Kids These Days
Apr 25, 2012 03:49AM ● Published by Style
Photos by Dante Fontana, © Style Media Group.
If you hear someone complaining about “kids these days,” do them a favor. Tell them about the students at Thomas Jefferson Elementary School in Roseville. Tell them about 10-year-old Kylie Nguyen.
Kylie used to be shy – well liked, but reserved. The “little girl in the background,” as her mom Christy puts it. Then Kylie got cancer, and she became a force to be reckoned with.
Kylie is a third grader at Thomas Jefferson. Last year she was diagnosed with acute lymphocytic leukemia. For her mom, the news was a bolt out of the blue. “Cancer was not even in the realm of what we were thinking.” The first month was an emotional roller coaster for the whole family – husband Don, brother Dylan, 7, and sister Hayden, 4. “But our friends, family and community have been amazing.”
They sure have. About the same time Kylie was diagnosed, the student council adviser at Thomas Jefferson, Laurie McDevitt, introduced a new charitable effort to her students for the first time. Pennies for Patients is a national fundraising effort by the Leukemia and Lymphoma Society.
McDevitt says the timing was serendipitous – she started it after running a marathon sponsored by the Society; she only learned of Kylie’s cancer later.
Pennies for Patients raises money exactly as the name implies: Kids bring in all the loose change they can scrounge from under couch cushions, car seats, and by shaking down Mom and Dad. Because it was a new venture, McDevitt and her student council set a modest goal: Over a two-week period, they hoped to raise $600, or about a dollar per student. But what nobody counted on was Kylie. Due to treatments, Kylie wasn’t at school during the fundraiser; however, just knowing about her, McDevitt says, put a face to the task. The 600 students at Thomas Jefferson brought in $4,711.16. McDevitt was blown away.

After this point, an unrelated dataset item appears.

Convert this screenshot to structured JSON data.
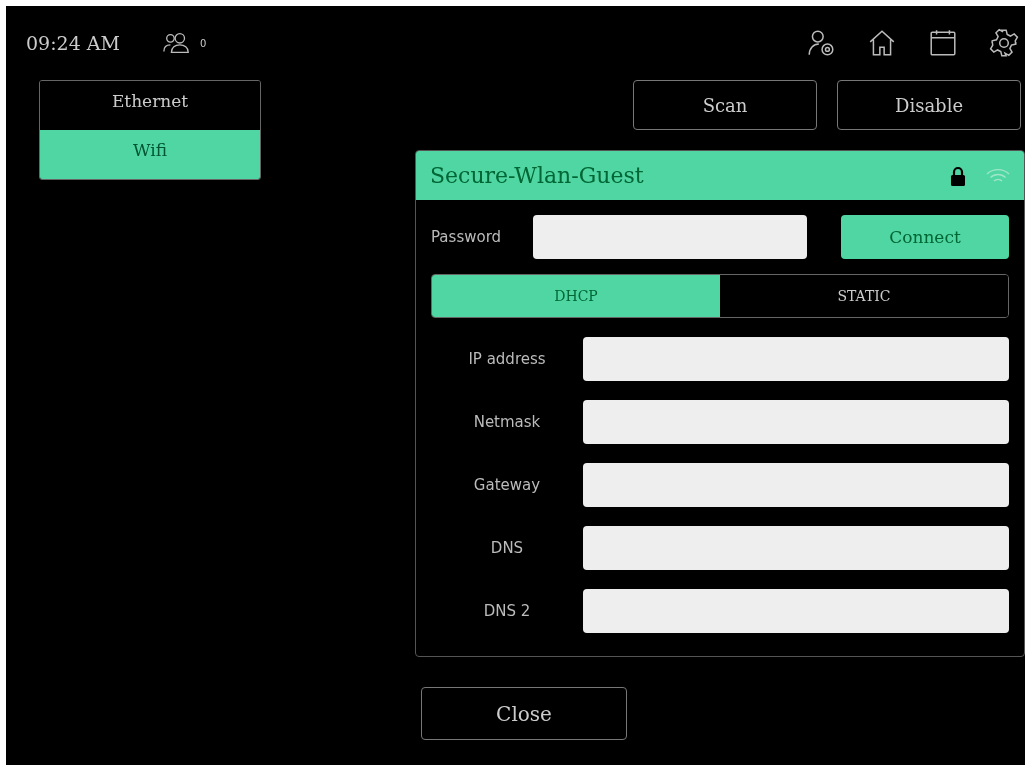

It didn’t hurt that various teachers threw vanity to the wind and upped the ante with a little good ol’ fashioned public humiliation. One teacher said she would let students color her hair pink if they brought in a certain amount. McDevitt told her students they could cut hers for $400; they did. “I immediately went to a hair salon afterward.”
This year, Kylie is still undergoing treatment but attending class again. McDevitt asked Kylie if she wouldn’t mind getting up in front of the student body to help kick off the second annual Pennies for Patients effort in late February. Kylie’s mom wasn’t sure her shy kid would say yes, but Kylie didn’t hesitate. Soon, the “little girl in the background” was standing before her peers at two different assemblies, narrating a multimedia presentation she and Mom put together. Her words, and the photos, didn’t shy away from the realities of her battle. Was she nervous? Yes, she says, “...but also confident.” Fired up, students started scratching up loose change again. Teachers offered more challenges of follicular alteration; her fourth grade teacher, Mr. Hood, offered to shave off his beard of 20 years for $400.
The students of Thomas Jefferson raised $5,059.45 this year, surpassing last year’s total by $349.29. Mrs. McDevitt visited her stylist again, and Mr. Hood’s chin is reacquainting itself with the open air.
It’s amazing when something that could break a person ends up making them stronger. It’s awe-inspiring when that person is a charismatic 10-year-old with big, lively eyes and lots of brown hair that’s finally growing back. Kylie herself says, “I’m much more positive than I used to be. I still worry a lot, but now when I worry I realize I’m gonna do this.” And by “do this” she means everything – from her chores and homework, to beating cancer.
Yeah. Kids these days. Indeed.